## REQUIREMENT
Every line below is to be given again precisely; images are to be left out.

++++ RECORDS FOR THIS EXERCISE

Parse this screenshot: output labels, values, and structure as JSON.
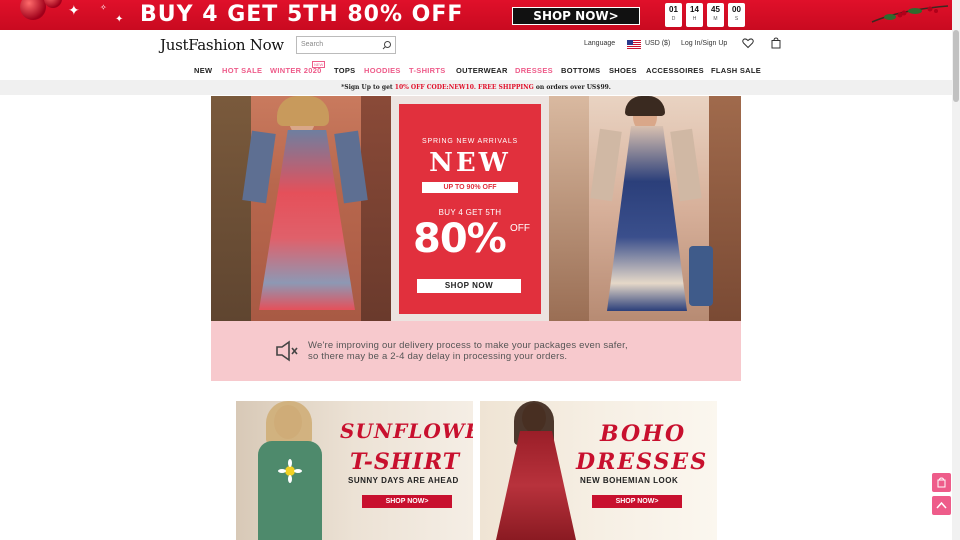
{
  "promo": {
    "text": "BUY 4 GET 5TH 80% OFF",
    "shop_label": "SHOP NOW>",
    "countdown": [
      {
        "value": "01",
        "unit": "D"
      },
      {
        "value": "14",
        "unit": "H"
      },
      {
        "value": "45",
        "unit": "M"
      },
      {
        "value": "00",
        "unit": "S"
      }
    ]
  },
  "header": {
    "logo": "JustFashion Now",
    "search_placeholder": "Search",
    "language": "Language",
    "currency": "USD ($)",
    "account": "Log In/Sign Up"
  },
  "nav": {
    "items": [
      {
        "label": "NEW",
        "highlight": false
      },
      {
        "label": "HOT SALE",
        "highlight": true
      },
      {
        "label": "WINTER 2020",
        "highlight": true
      },
      {
        "label": "TOPS",
        "highlight": false
      },
      {
        "label": "HOODIES",
        "highlight": true
      },
      {
        "label": "T-SHIRTS",
        "highlight": true
      },
      {
        "label": "OUTERWEAR",
        "highlight": false
      },
      {
        "label": "DRESSES",
        "highlight": true
      },
      {
        "label": "BOTTOMS",
        "highlight": false
      },
      {
        "label": "SHOES",
        "highlight": false
      },
      {
        "label": "ACCESSOIRES",
        "highlight": false
      },
      {
        "label": "FLASH SALE",
        "highlight": false
      }
    ],
    "winter_badge": "NEW"
  },
  "notice": {
    "prefix": "*Sign Up to get",
    "offer": "10% OFF CODE:NEW10. FREE SHIPPING",
    "suffix": "on orders over US$99."
  },
  "hero": {
    "subtitle": "SPRING NEW ARRIVALS",
    "title": "NEW",
    "upto": "UP TO 90% OFF",
    "buy": "BUY 4 GET 5TH",
    "percent": "80%",
    "off": "OFF",
    "shop_label": "SHOP NOW"
  },
  "delivery": {
    "line1": "We're improving our delivery process to make your packages even safer,",
    "line2": "so there may be a 2-4 day delay in processing your orders."
  },
  "tiles": [
    {
      "title1": "SUNFLOWER",
      "title2": "T-SHIRT",
      "subtitle": "SUNNY DAYS ARE AHEAD",
      "shop_label": "SHOP NOW>"
    },
    {
      "title1": "BOHO",
      "title2": "DRESSES",
      "subtitle": "NEW BOHEMIAN LOOK",
      "shop_label": "SHOP NOW>"
    }
  ],
  "colors": {
    "brand_red": "#e0102a",
    "accent_pink": "#ee5c8a",
    "notice_bg": "#f7c9cd"
  }
}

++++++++

## WRITTEN ANSWER
Parse this screenshot: output labels, values, and structure as JSON.
{
  "promo": {
    "text": "BUY 4 GET 5TH 80% OFF",
    "shop_label": "SHOP NOW>",
    "countdown": [
      {
        "value": "01",
        "unit": "D"
      },
      {
        "value": "14",
        "unit": "H"
      },
      {
        "value": "45",
        "unit": "M"
      },
      {
        "value": "00",
        "unit": "S"
      }
    ]
  },
  "header": {
    "logo": "JustFashion Now",
    "search_placeholder": "Search",
    "language": "Language",
    "currency": "USD ($)",
    "account": "Log In/Sign Up"
  },
  "nav": {
    "items": [
      {
        "label": "NEW",
        "highlight": false
      },
      {
        "label": "HOT SALE",
        "highlight": true
      },
      {
        "label": "WINTER 2020",
        "highlight": true
      },
      {
        "label": "TOPS",
        "highlight": false
      },
      {
        "label": "HOODIES",
        "highlight": true
      },
      {
        "label": "T-SHIRTS",
        "highlight": true
      },
      {
        "label": "OUTERWEAR",
        "highlight": false
      },
      {
        "label": "DRESSES",
        "highlight": true
      },
      {
        "label": "BOTTOMS",
        "highlight": false
      },
      {
        "label": "SHOES",
        "highlight": false
      },
      {
        "label": "ACCESSOIRES",
        "highlight": false
      },
      {
        "label": "FLASH SALE",
        "highlight": false
      }
    ],
    "winter_badge": "NEW"
  },
  "notice": {
    "prefix": "*Sign Up to get",
    "offer": "10% OFF CODE:NEW10. FREE SHIPPING",
    "suffix": "on orders over US$99."
  },
  "hero": {
    "subtitle": "SPRING NEW ARRIVALS",
    "title": "NEW",
    "upto": "UP TO 90% OFF",
    "buy": "BUY 4 GET 5TH",
    "percent": "80%",
    "off": "OFF",
    "shop_label": "SHOP NOW"
  },
  "delivery": {
    "line1": "We're improving our delivery process to make your packages even safer,",
    "line2": "so there may be a 2-4 day delay in processing your orders."
  },
  "tiles": [
    {
      "title1": "SUNFLOWER",
      "title2": "T-SHIRT",
      "subtitle": "SUNNY DAYS ARE AHEAD",
      "shop_label": "SHOP NOW>"
    },
    {
      "title1": "BOHO",
      "title2": "DRESSES",
      "subtitle": "NEW BOHEMIAN LOOK",
      "shop_label": "SHOP NOW>"
    }
  ],
  "colors": {
    "brand_red": "#e0102a",
    "accent_pink": "#ee5c8a",
    "notice_bg": "#f7c9cd"
  }
}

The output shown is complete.